| ACTION ITEM |
Each line in the records below that has the word "View" should be copied.

[Data records]
---------------

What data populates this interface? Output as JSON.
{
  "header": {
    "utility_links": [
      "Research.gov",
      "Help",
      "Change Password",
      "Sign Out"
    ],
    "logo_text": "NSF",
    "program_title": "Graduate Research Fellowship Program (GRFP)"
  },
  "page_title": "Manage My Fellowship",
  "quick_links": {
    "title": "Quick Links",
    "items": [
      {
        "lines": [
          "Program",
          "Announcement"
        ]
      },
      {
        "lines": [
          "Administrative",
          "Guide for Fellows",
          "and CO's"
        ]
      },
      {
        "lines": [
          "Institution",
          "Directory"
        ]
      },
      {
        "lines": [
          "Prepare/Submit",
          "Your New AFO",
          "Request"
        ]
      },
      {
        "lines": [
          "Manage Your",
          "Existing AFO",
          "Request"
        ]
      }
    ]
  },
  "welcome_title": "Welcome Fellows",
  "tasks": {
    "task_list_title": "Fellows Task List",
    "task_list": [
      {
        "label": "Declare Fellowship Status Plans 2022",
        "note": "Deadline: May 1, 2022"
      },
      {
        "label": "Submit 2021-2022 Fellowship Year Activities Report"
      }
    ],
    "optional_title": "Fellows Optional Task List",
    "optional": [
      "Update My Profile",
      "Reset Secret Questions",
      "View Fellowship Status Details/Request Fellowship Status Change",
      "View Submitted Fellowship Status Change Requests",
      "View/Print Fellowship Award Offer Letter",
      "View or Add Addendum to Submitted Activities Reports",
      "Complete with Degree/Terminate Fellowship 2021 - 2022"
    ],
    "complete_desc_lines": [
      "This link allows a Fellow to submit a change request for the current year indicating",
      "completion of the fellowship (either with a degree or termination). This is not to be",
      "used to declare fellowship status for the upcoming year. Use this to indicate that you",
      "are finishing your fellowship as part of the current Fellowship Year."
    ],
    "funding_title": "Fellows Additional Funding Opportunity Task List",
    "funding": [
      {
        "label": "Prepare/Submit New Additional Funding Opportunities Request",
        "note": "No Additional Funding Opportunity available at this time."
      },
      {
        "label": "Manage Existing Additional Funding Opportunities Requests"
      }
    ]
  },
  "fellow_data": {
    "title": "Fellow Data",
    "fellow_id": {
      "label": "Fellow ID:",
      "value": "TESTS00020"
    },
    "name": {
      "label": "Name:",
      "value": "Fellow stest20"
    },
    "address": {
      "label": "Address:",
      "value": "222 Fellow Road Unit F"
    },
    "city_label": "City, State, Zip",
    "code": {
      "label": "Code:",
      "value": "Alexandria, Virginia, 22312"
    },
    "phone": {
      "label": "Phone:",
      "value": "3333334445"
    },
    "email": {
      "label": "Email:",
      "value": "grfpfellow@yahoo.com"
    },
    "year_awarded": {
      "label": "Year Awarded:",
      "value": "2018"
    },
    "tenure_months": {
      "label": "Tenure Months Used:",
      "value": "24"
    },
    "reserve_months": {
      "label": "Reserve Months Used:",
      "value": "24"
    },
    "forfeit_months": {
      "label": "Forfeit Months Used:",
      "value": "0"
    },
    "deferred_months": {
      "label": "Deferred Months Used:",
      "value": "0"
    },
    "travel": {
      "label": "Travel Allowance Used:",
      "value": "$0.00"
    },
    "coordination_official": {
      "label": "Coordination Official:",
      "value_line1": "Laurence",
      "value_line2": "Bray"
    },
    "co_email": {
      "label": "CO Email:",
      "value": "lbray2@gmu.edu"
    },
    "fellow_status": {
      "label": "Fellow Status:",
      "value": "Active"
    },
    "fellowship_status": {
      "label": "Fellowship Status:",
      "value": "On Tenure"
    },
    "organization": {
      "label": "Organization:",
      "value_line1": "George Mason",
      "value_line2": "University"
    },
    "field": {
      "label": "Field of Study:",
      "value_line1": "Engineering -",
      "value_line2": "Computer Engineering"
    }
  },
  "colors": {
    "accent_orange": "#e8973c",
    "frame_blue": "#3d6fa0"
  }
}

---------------

| WRITTEN SOLUTION |
      "View Fellowship Status Details/Request Fellowship Status Change",
      "View Submitted Fellowship Status Change Requests",
      "View/Print Fellowship Award Offer Letter",
      "View or Add Addendum to Submitted Activities Reports",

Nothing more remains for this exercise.